Adding a Second USB Mouse (Laptops)¶
In your /etc/X11/xorg.conf file, there will be a section for your mouse like this:
Section "InputDevice" Identifier "Mouse1" Driver "mouse" Option "Protocol" "IMPS/2" Option "Device" "/dev/input/mice" Option "ZAxisMapping" "4 5" EndSecton
Below that, create a section like the one listed below. If your USB mouse is a scroll mouse the new section should look pretty much exactly like below.
Section "InputDevice" Identifier "Mouse2" Driver "mouse" Option "Protocol" "IMPS/2" Option "Device" "/dev/input/mice" Option "ZAxisMapping" "4 5" EndSecton
Then, look for your ServerLayout section and add Mouse2 to it like this:
Section ServerLayout Identifier "SimpleLayout" Screen "Screen 1" 0 0 InputDevice "Mouse1" "CorePointer" InputDevice "Mouse2" "SendCoreEvents" InputDevice "Keyboard1" "CoreKeyboard" EndSection
Managing software with the package tools¶
Like other distributions, Slackware has a package management system. Some Linux distros use RPM (Redhat, SuSE), others use DPKG (Debian, Ubuntu). Slackware uses, appropriately enough, Slackware Packages and the extension on these files is tgz. They are simple tarballs and can be decompressed with the standard tar zxf command. The package system does not provide dependency resolution, and instead takes the straightforward approach of simply adding and removing files from your system. File collisions, where multiple packages use the same file, are handled gracefully.
To install a Slackware package, first get one from the Slackware website, installation media, or another site such as http://linuxpackages.net that has third party software. Then run installpkg filename.tgz. When removing or viewing packages, I prefer to use the interactive interface pkgtool, but there is a removepkg command available too.
If at any time you want to re-run some configuration script that Slackware provides (xwmconfig, for example), there is a handy place to access all of them. This way you don’t have to remember so many Slackware-specific commands. Simply run pkgtool and select Setup.
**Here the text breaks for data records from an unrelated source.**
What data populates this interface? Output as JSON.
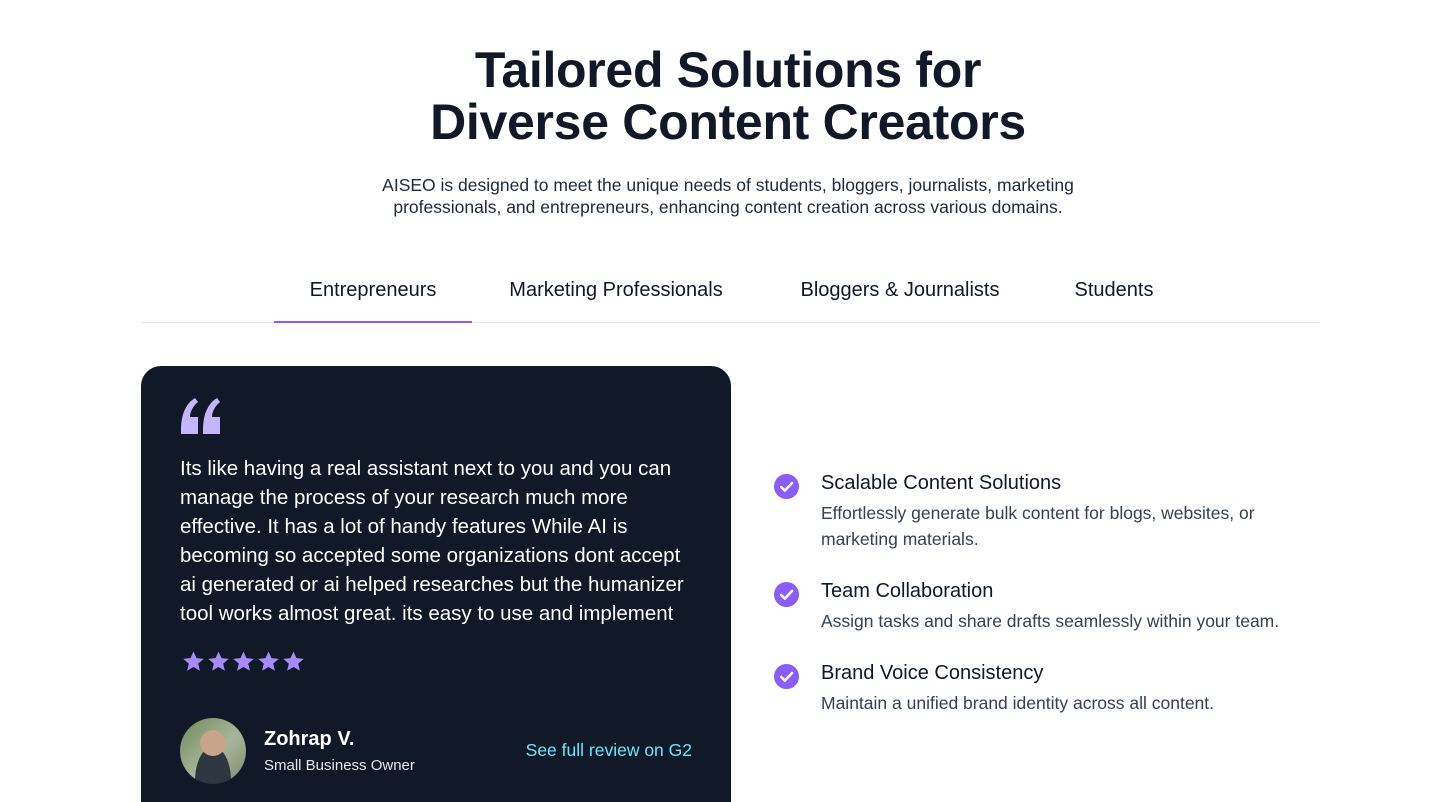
{
  "header": {
    "title_line1": "Tailored Solutions for",
    "title_line2": "Diverse Content Creators",
    "subtitle": "AISEO is designed to meet the unique needs of students, bloggers, journalists, marketing professionals, and entrepreneurs, enhancing content creation across various domains."
  },
  "tabs": [
    {
      "label": "Entrepreneurs",
      "active": true
    },
    {
      "label": "Marketing Professionals",
      "active": false
    },
    {
      "label": "Bloggers & Journalists",
      "active": false
    },
    {
      "label": "Students",
      "active": false
    }
  ],
  "testimonial": {
    "quote": "Its like having a real assistant next to you and you can manage the process of your research much more effective. It has a lot of handy features While AI is becoming so accepted some organizations dont accept ai generated or ai helped researches but the humanizer tool works almost great. its easy to use and implement",
    "rating": 5,
    "reviewer_name": "Zohrap V.",
    "reviewer_role": "Small Business Owner",
    "link_label": "See full review on G2",
    "icons": [
      "quote-icon",
      "star-icon"
    ]
  },
  "features": [
    {
      "title": "Scalable Content Solutions",
      "description": "Effortlessly generate bulk content for blogs, websites, or marketing materials.",
      "icon": "check-circle-icon"
    },
    {
      "title": "Team Collaboration",
      "description": "Assign tasks and share drafts seamlessly within your team.",
      "icon": "check-circle-icon"
    },
    {
      "title": "Brand Voice Consistency",
      "description": "Maintain a unified brand identity across all content.",
      "icon": "check-circle-icon"
    }
  ],
  "colors": {
    "accent": "#8b5cf6",
    "card_background": "#111827",
    "link": "#67e8f9",
    "star": "#a78bfa"
  }
}
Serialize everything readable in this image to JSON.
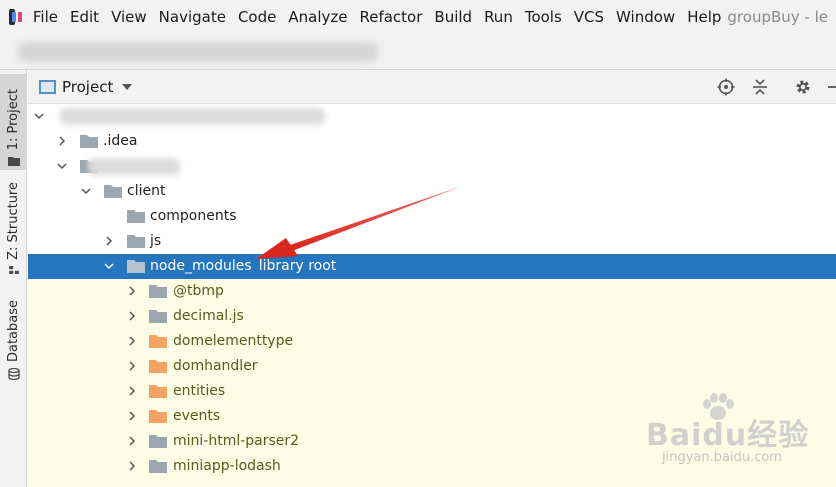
{
  "menubar": {
    "items": [
      "File",
      "Edit",
      "View",
      "Navigate",
      "Code",
      "Analyze",
      "Refactor",
      "Build",
      "Run",
      "Tools",
      "VCS",
      "Window",
      "Help"
    ],
    "window_title": "groupBuy - le"
  },
  "tool_strip": {
    "tabs": [
      "1: Project",
      "Z: Structure",
      "Database"
    ]
  },
  "panel": {
    "title": "Project",
    "icons": [
      "locate-icon",
      "collapse-all-icon",
      "gear-icon",
      "minimize-icon"
    ]
  },
  "tree": {
    "rows": [
      {
        "label": "",
        "blurred": true
      },
      {
        "label": ".idea"
      },
      {
        "label": "",
        "blurred": true
      },
      {
        "label": "client"
      },
      {
        "label": "components"
      },
      {
        "label": "js"
      },
      {
        "label": "node_modules",
        "extra": "library root"
      },
      {
        "label": "@tbmp"
      },
      {
        "label": "decimal.js"
      },
      {
        "label": "domelementtype"
      },
      {
        "label": "domhandler"
      },
      {
        "label": "entities"
      },
      {
        "label": "events"
      },
      {
        "label": "mini-html-parser2"
      },
      {
        "label": "miniapp-lodash"
      }
    ]
  },
  "colors": {
    "selection": "#2675bf",
    "library_bg": "#fdfde6",
    "folder_grey": "#9aa7b0",
    "folder_orange": "#f4a261",
    "arrow": "#e0332b"
  },
  "watermark": {
    "main": "Baidu经验",
    "sub": "jingyan.baidu.com"
  }
}
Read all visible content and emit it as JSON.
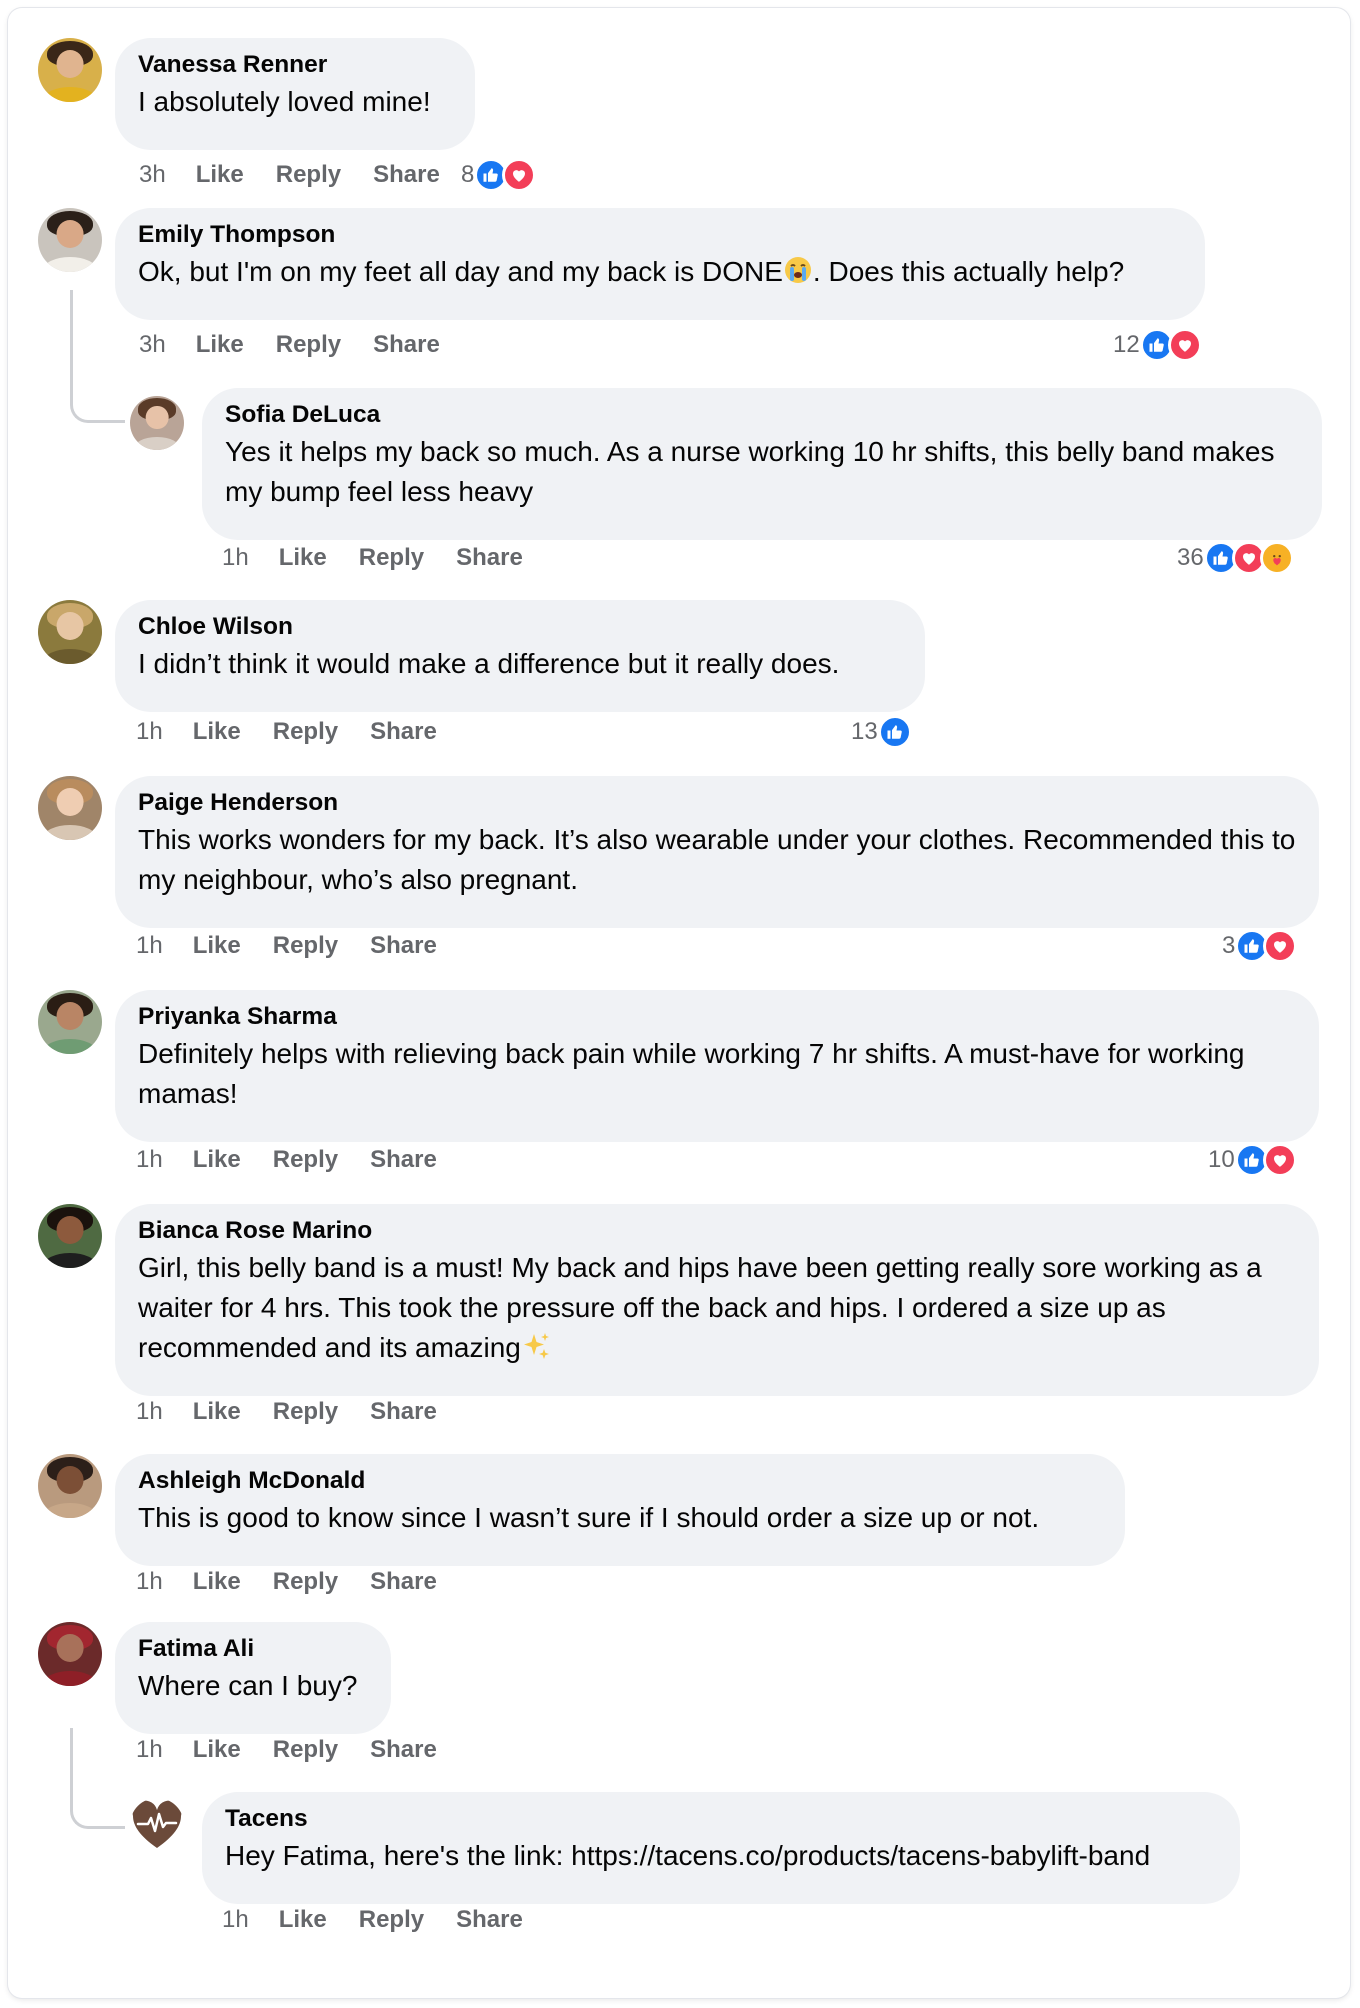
{
  "comments": [
    {
      "name": "Vanessa Renner",
      "text": "I absolutely loved mine!",
      "time": "3h",
      "like": "Like",
      "reply": "Reply",
      "share": "Share",
      "reaction_count": "8",
      "reactions": [
        "like",
        "love"
      ],
      "avatar_colors": {
        "bg": "#d8b04a",
        "hair": "#3a2718",
        "face": "#e0b48f",
        "body": "#e3b21f"
      }
    },
    {
      "name": "Emily Thompson",
      "text_before": "Ok, but I'm on my feet all day and my back is DONE",
      "emoji": "crying-face-emoji",
      "text_after": ". Does this actually help?",
      "time": "3h",
      "like": "Like",
      "reply": "Reply",
      "share": "Share",
      "reaction_count": "12",
      "reactions": [
        "like",
        "love"
      ],
      "avatar_colors": {
        "bg": "#c9c4bd",
        "hair": "#2b2019",
        "face": "#d9a887",
        "body": "#f2efe9"
      }
    },
    {
      "name": "Sofia DeLuca",
      "text": "Yes it helps my back so much. As a nurse working 10 hr shifts, this belly band makes my bump feel less heavy",
      "time": "1h",
      "like": "Like",
      "reply": "Reply",
      "share": "Share",
      "reaction_count": "36",
      "reactions": [
        "like",
        "love",
        "care"
      ],
      "avatar_colors": {
        "bg": "#b9a497",
        "hair": "#5a3b28",
        "face": "#e7c2a8",
        "body": "#d9cfc6"
      }
    },
    {
      "name": "Chloe Wilson",
      "text": "I didn’t think it would make a difference but it really does.",
      "time": "1h",
      "like": "Like",
      "reply": "Reply",
      "share": "Share",
      "reaction_count": "13",
      "reactions": [
        "like"
      ],
      "avatar_colors": {
        "bg": "#8b7a3d",
        "hair": "#c9a76a",
        "face": "#e7c6a4",
        "body": "#6b5b2d"
      }
    },
    {
      "name": "Paige Henderson",
      "text": "This works wonders for my back. It’s also wearable under your clothes. Recommended this to my neighbour, who’s also pregnant.",
      "time": "1h",
      "like": "Like",
      "reply": "Reply",
      "share": "Share",
      "reaction_count": "3",
      "reactions": [
        "like",
        "love"
      ],
      "avatar_colors": {
        "bg": "#a08569",
        "hair": "#b98c5e",
        "face": "#efcdb2",
        "body": "#d8c6b3"
      }
    },
    {
      "name": "Priyanka Sharma",
      "text": "Definitely helps with relieving back pain while working 7 hr shifts. A must-have for working mamas!",
      "time": "1h",
      "like": "Like",
      "reply": "Reply",
      "share": "Share",
      "reaction_count": "10",
      "reactions": [
        "like",
        "love"
      ],
      "avatar_colors": {
        "bg": "#9aa88e",
        "hair": "#2a1d14",
        "face": "#b98565",
        "body": "#6f9c73"
      }
    },
    {
      "name": "Bianca Rose Marino",
      "text_before": "Girl, this belly band is a must! My back and hips have been getting really sore working as a waiter for 4 hrs. This took the pressure off the back and hips. I ordered a size up as recommended and its amazing",
      "emoji": "sparkles-emoji",
      "text_after": "",
      "time": "1h",
      "like": "Like",
      "reply": "Reply",
      "share": "Share",
      "avatar_colors": {
        "bg": "#4f6a42",
        "hair": "#1a120d",
        "face": "#8d5a3d",
        "body": "#1e1e1e"
      }
    },
    {
      "name": "Ashleigh McDonald",
      "text": "This is good to know since I wasn’t sure if I should order a size up or not.",
      "time": "1h",
      "like": "Like",
      "reply": "Reply",
      "share": "Share",
      "avatar_colors": {
        "bg": "#b99a7e",
        "hair": "#2c1f19",
        "face": "#7c4f36",
        "body": "#c7a788"
      }
    },
    {
      "name": "Fatima Ali",
      "text": "Where can I buy?",
      "time": "1h",
      "like": "Like",
      "reply": "Reply",
      "share": "Share",
      "avatar_colors": {
        "bg": "#6b2a2a",
        "hair": "#a2262f",
        "face": "#a8715a",
        "body": "#8e1f27"
      }
    },
    {
      "name": "Tacens",
      "text": "Hey Fatima, here's the link: https://tacens.co/products/tacens-babylift-band",
      "time": "1h",
      "like": "Like",
      "reply": "Reply",
      "share": "Share",
      "logo_color": "#6b4a3a"
    }
  ],
  "colors": {
    "like": "#1877f2",
    "love": "#f33e58",
    "care": "#f7b125",
    "bubble": "#f0f2f5",
    "meta": "#65676b"
  }
}
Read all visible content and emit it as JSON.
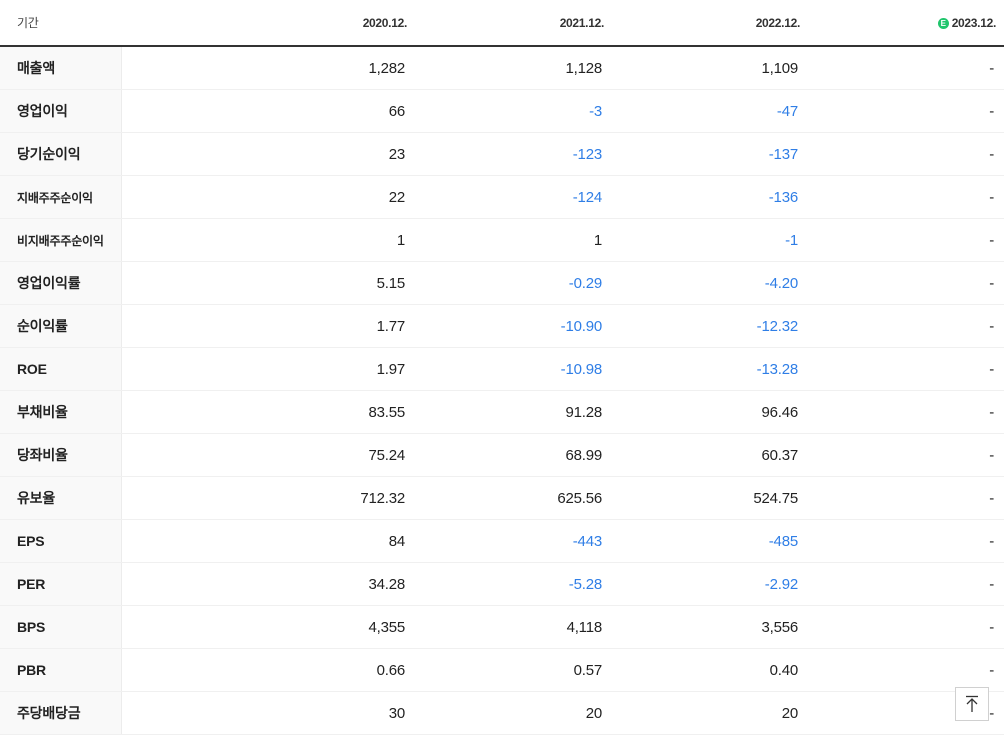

I can only offer instructions for setting up networked HP JetDirect printers, but the process should be similar for USB or parallel port printers. First, start the cups service:
Then open a web browser on your local system such as Firefox and enter http://localhost:631 in the address bar. This will take you to the CUPS administration page. Select ‘Add Printer’, then give it at least a name. On the next page, choose the appropriate ‘Device’. For networked Jetdirect printing choose ‘AppSocket/HP JetDirect’. The ‘Device URI’ for JetDirect will be the IP address plus :9100 at the end: ‘socket:192.168.0.x:9100’. Finally, select the Make and Model, optionally providing a modle description, or PPD, file that you got from the web.
At some point the web system will force you to authenticate. You will need to provide the username root and root’s password to actually add the printer. Once set up, test out printing with an application or by using the CUPS site area for managing printers.
Create a User¶
You shouldn’t regularly use your system and the root user. The single biggest reason that Linux is more secure than other operating systems is that the software is resistant to “privilege escalation” attacks. This is where a program is circumvented and allows a regular user to do things they ought not be able to do. If you run as the root user all of the time, then this protection means nothing.
The command to add a user is adduser. This interactive program will walk you through providing a username and password, as well as lots of optional information. By default, the user is very restricted so that you can be confident a local user won’t harm your system. However, for your own personal user you probably want to add more privileges. When asked for ‘Additional groups’, enter ‘sys, disk, cdrom, audio, video, scanner, plugdev, power’ to give that user the kinds of privileges you would expect to have on your own computer.
Set up the user’s environment¶
TODO: edit .bash_profile
Set Up Sudo¶
Run visudo, copy the root ALL=(ALL) ALL, replacing root with your username. Use sudo cmd to run cmd as root when logged into your regular user account.